→ **To do**
All of the data is to be printed exactly, though the images must be left off.

→ **Data excerpts**
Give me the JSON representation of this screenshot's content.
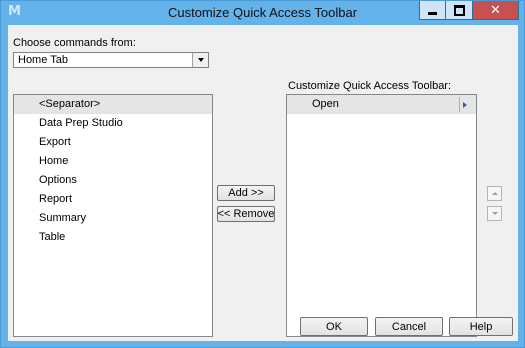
{
  "window": {
    "title": "Customize Quick Access Toolbar",
    "app_icon_glyph": "M",
    "accent_color": "#63b2ea",
    "close_color": "#c75050"
  },
  "left_panel": {
    "choose_label": "Choose commands from:",
    "dropdown_value": "Home Tab",
    "items": [
      "<Separator>",
      "Data Prep Studio",
      "Export",
      "Home",
      "Options",
      "Report",
      "Summary",
      "Table"
    ],
    "selected_index": 0
  },
  "right_panel": {
    "label": "Customize Quick Access Toolbar:",
    "items": [
      "Open"
    ]
  },
  "middle_buttons": {
    "add": "Add >>",
    "remove": "<< Remove"
  },
  "footer": {
    "ok": "OK",
    "cancel": "Cancel",
    "help": "Help"
  },
  "icons": {
    "minimize": "minimize-icon",
    "maximize": "maximize-icon",
    "close": "close-icon",
    "move_up": "move-up-icon",
    "move_down": "move-down-icon"
  }
}
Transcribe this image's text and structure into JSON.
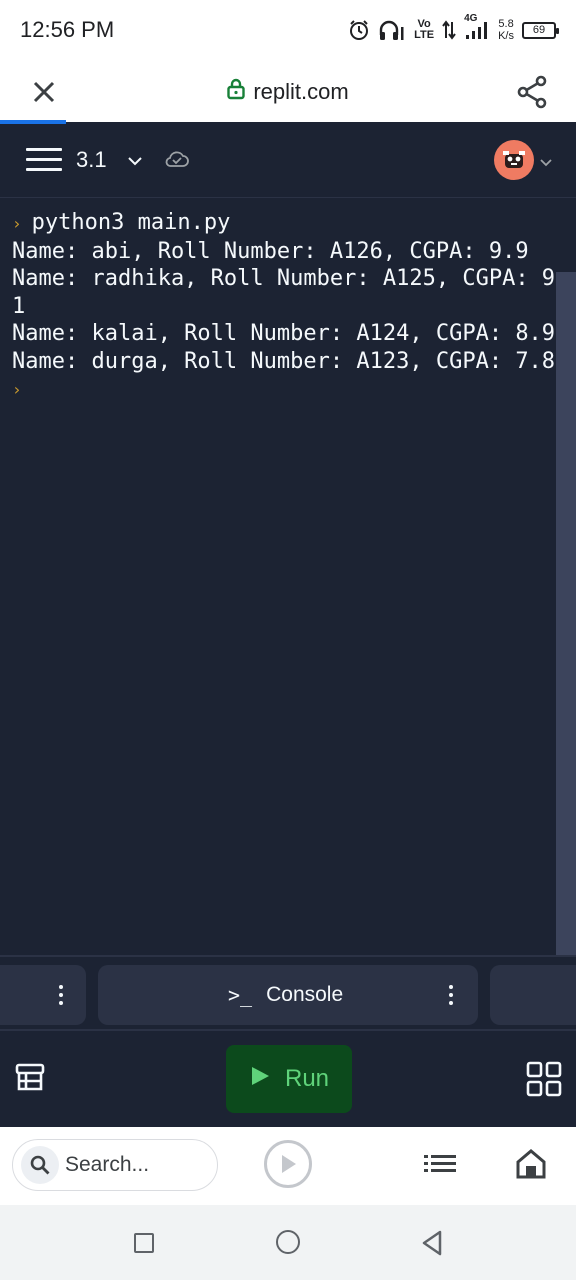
{
  "status_bar": {
    "time": "12:56 PM",
    "network_vo": "Vo",
    "network_lte": "LTE",
    "network_gen": "4G",
    "speed_value": "5.8",
    "speed_unit": "K/s",
    "battery": "69",
    "icons": [
      "alarm-icon",
      "headphones-icon",
      "data-arrows-icon",
      "signal-icon"
    ]
  },
  "browser": {
    "url": "replit.com",
    "close_icon": "close-icon",
    "share_icon": "share-icon",
    "lock_icon": "lock-icon"
  },
  "replit_header": {
    "repl_name": "3.1",
    "menu_icon": "hamburger-menu-icon",
    "cloud_icon": "cloud-check-icon"
  },
  "console": {
    "command": "python3 main.py",
    "lines": [
      "Name: abi, Roll Number: A126, CGPA: 9.9",
      "Name: radhika, Roll Number: A125, CGPA: 9.",
      "1",
      "Name: kalai, Roll Number: A124, CGPA: 8.9",
      "Name: durga, Roll Number: A123, CGPA: 7.8"
    ]
  },
  "tabs": {
    "console_label": "Console",
    "console_glyph": ">_"
  },
  "toolbar": {
    "run_label": "Run"
  },
  "browser_bottom": {
    "search_placeholder": "Search..."
  },
  "colors": {
    "background": "#1c2333",
    "panel": "#2b3245",
    "run_button": "#0c4a1c",
    "run_text": "#5fd37a",
    "prompt": "#c99a2e",
    "avatar": "#ef7b62",
    "progress": "#1a73e8"
  }
}
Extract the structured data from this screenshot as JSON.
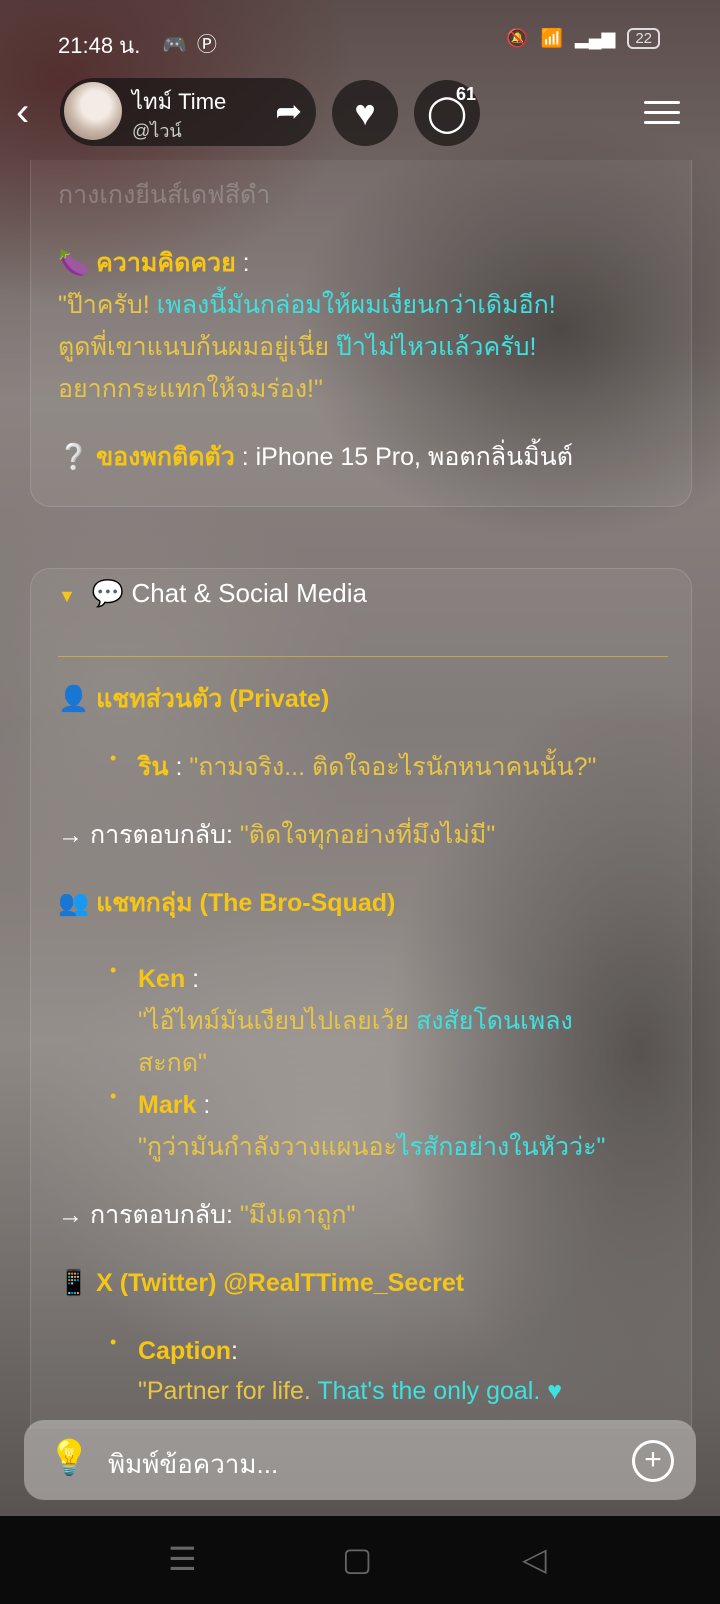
{
  "status": {
    "time": "21:48 น.",
    "battery": "22"
  },
  "profile": {
    "name": "ไทม์ Time",
    "handle": "@ไวน์"
  },
  "comments": {
    "count": "61"
  },
  "card1": {
    "faded_line": "กางเกงยีนส์เดฟสีดำ",
    "idea_label": "ความคิดควย",
    "idea_colon": " :",
    "idea_quote_1a": "\"ป๊าครับ! ",
    "idea_quote_1b": "เพลงนี้มันกล่อมให้ผมเงี่ยนกว่าเดิมอีก!",
    "idea_quote_2a": "ตูดพี่เขาแนบก้นผมอยู่เนี่ย ",
    "idea_quote_2b": "ป๊าไม่ไหวแล้วครับ!",
    "idea_quote_3": "อยากกระแทกให้จมร่อง!\"",
    "item_label": "ของพกติดตัว",
    "item_value": " : iPhone 15 Pro, พอตกลิ่นมิ้นต์"
  },
  "chat": {
    "section_title": "Chat & Social Media",
    "private_label": "แชทส่วนตัว (Private)",
    "rin_name": "ริน",
    "rin_colon": " : ",
    "rin_quote": "\"ถามจริง... ติดใจอะไรนักหนาคนนั้น?\"",
    "reply_label_1": "→ การตอบกลับ: ",
    "reply_value_1": "\"ติดใจทุกอย่างที่มึงไม่มี\"",
    "group_label": "แชทกลุ่ม (The Bro-Squad)",
    "ken_name": "Ken",
    "ken_colon": " :",
    "ken_quote_1a": "\"ไอ้ไทม์มันเงียบไปเลยเว้ย ",
    "ken_quote_1b": "สงสัยโดนเพลง",
    "ken_quote_2": "สะกด\"",
    "mark_name": "Mark",
    "mark_colon": " :",
    "mark_quote_a": "\"กูว่ามันกำลังวางแผนอะ",
    "mark_quote_b": "ไรสักอย่างในหัวว่ะ\"",
    "reply_label_2": "→ การตอบกลับ: ",
    "reply_value_2": "\"มึงเดาถูก\"",
    "twitter_label": "X (Twitter) @RealTTime_Secret",
    "caption_label": "Caption",
    "caption_colon": ":",
    "caption_quote_a": "\"Partner for life. ",
    "caption_quote_b": "That's the only goal."
  },
  "input": {
    "placeholder": "พิมพ์ข้อความ..."
  }
}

→ **Written solution**
Give me the JSON representation of this screenshot's content.
{
  "window": {
    "title": "Customize Quick Access Toolbar",
    "app_icon_glyph": "M",
    "accent_color": "#63b2ea",
    "close_color": "#c75050"
  },
  "left_panel": {
    "choose_label": "Choose commands from:",
    "dropdown_value": "Home Tab",
    "items": [
      "<Separator>",
      "Data Prep Studio",
      "Export",
      "Home",
      "Options",
      "Report",
      "Summary",
      "Table"
    ],
    "selected_index": 0
  },
  "right_panel": {
    "label": "Customize Quick Access Toolbar:",
    "items": [
      "Open"
    ]
  },
  "middle_buttons": {
    "add": "Add >>",
    "remove": "<< Remove"
  },
  "footer": {
    "ok": "OK",
    "cancel": "Cancel",
    "help": "Help"
  },
  "icons": {
    "minimize": "minimize-icon",
    "maximize": "maximize-icon",
    "close": "close-icon",
    "move_up": "move-up-icon",
    "move_down": "move-down-icon"
  }
}
Transcribe this image's text and structure into JSON.
{
  "status_bar": {
    "time": "12:56 PM",
    "network_vo": "Vo",
    "network_lte": "LTE",
    "network_gen": "4G",
    "speed_value": "5.8",
    "speed_unit": "K/s",
    "battery": "69",
    "icons": [
      "alarm-icon",
      "headphones-icon",
      "data-arrows-icon",
      "signal-icon"
    ]
  },
  "browser": {
    "url": "replit.com",
    "close_icon": "close-icon",
    "share_icon": "share-icon",
    "lock_icon": "lock-icon"
  },
  "replit_header": {
    "repl_name": "3.1",
    "menu_icon": "hamburger-menu-icon",
    "cloud_icon": "cloud-check-icon"
  },
  "console": {
    "command": "python3 main.py",
    "lines": [
      "Name: abi, Roll Number: A126, CGPA: 9.9",
      "Name: radhika, Roll Number: A125, CGPA: 9.",
      "1",
      "Name: kalai, Roll Number: A124, CGPA: 8.9",
      "Name: durga, Roll Number: A123, CGPA: 7.8"
    ]
  },
  "tabs": {
    "console_label": "Console",
    "console_glyph": ">_"
  },
  "toolbar": {
    "run_label": "Run"
  },
  "browser_bottom": {
    "search_placeholder": "Search..."
  },
  "colors": {
    "background": "#1c2333",
    "panel": "#2b3245",
    "run_button": "#0c4a1c",
    "run_text": "#5fd37a",
    "prompt": "#c99a2e",
    "avatar": "#ef7b62",
    "progress": "#1a73e8"
  }
}
Extract the structured data from this screenshot as JSON.
{
  "status": {
    "time": "21:48 น.",
    "battery": "22"
  },
  "profile": {
    "name": "ไทม์ Time",
    "handle": "@ไวน์"
  },
  "comments": {
    "count": "61"
  },
  "card1": {
    "faded_line": "กางเกงยีนส์เดฟสีดำ",
    "idea_label": "ความคิดควย",
    "idea_colon": " :",
    "idea_quote_1a": "\"ป๊าครับ! ",
    "idea_quote_1b": "เพลงนี้มันกล่อมให้ผมเงี่ยนกว่าเดิมอีก!",
    "idea_quote_2a": "ตูดพี่เขาแนบก้นผมอยู่เนี่ย ",
    "idea_quote_2b": "ป๊าไม่ไหวแล้วครับ!",
    "idea_quote_3": "อยากกระแทกให้จมร่อง!\"",
    "item_label": "ของพกติดตัว",
    "item_value": " : iPhone 15 Pro, พอตกลิ่นมิ้นต์"
  },
  "chat": {
    "section_title": "Chat & Social Media",
    "private_label": "แชทส่วนตัว (Private)",
    "rin_name": "ริน",
    "rin_colon": " : ",
    "rin_quote": "\"ถามจริง... ติดใจอะไรนักหนาคนนั้น?\"",
    "reply_label_1": "→ การตอบกลับ: ",
    "reply_value_1": "\"ติดใจทุกอย่างที่มึงไม่มี\"",
    "group_label": "แชทกลุ่ม (The Bro-Squad)",
    "ken_name": "Ken",
    "ken_colon": " :",
    "ken_quote_1a": "\"ไอ้ไทม์มันเงียบไปเลยเว้ย ",
    "ken_quote_1b": "สงสัยโดนเพลง",
    "ken_quote_2": "สะกด\"",
    "mark_name": "Mark",
    "mark_colon": " :",
    "mark_quote_a": "\"กูว่ามันกำลังวางแผนอะ",
    "mark_quote_b": "ไรสักอย่างในหัวว่ะ\"",
    "reply_label_2": "→ การตอบกลับ: ",
    "reply_value_2": "\"มึงเดาถูก\"",
    "twitter_label": "X (Twitter) @RealTTime_Secret",
    "caption_label": "Caption",
    "caption_colon": ":",
    "caption_quote_a": "\"Partner for life. ",
    "caption_quote_b": "That's the only goal."
  },
  "input": {
    "placeholder": "พิมพ์ข้อความ..."
  }
}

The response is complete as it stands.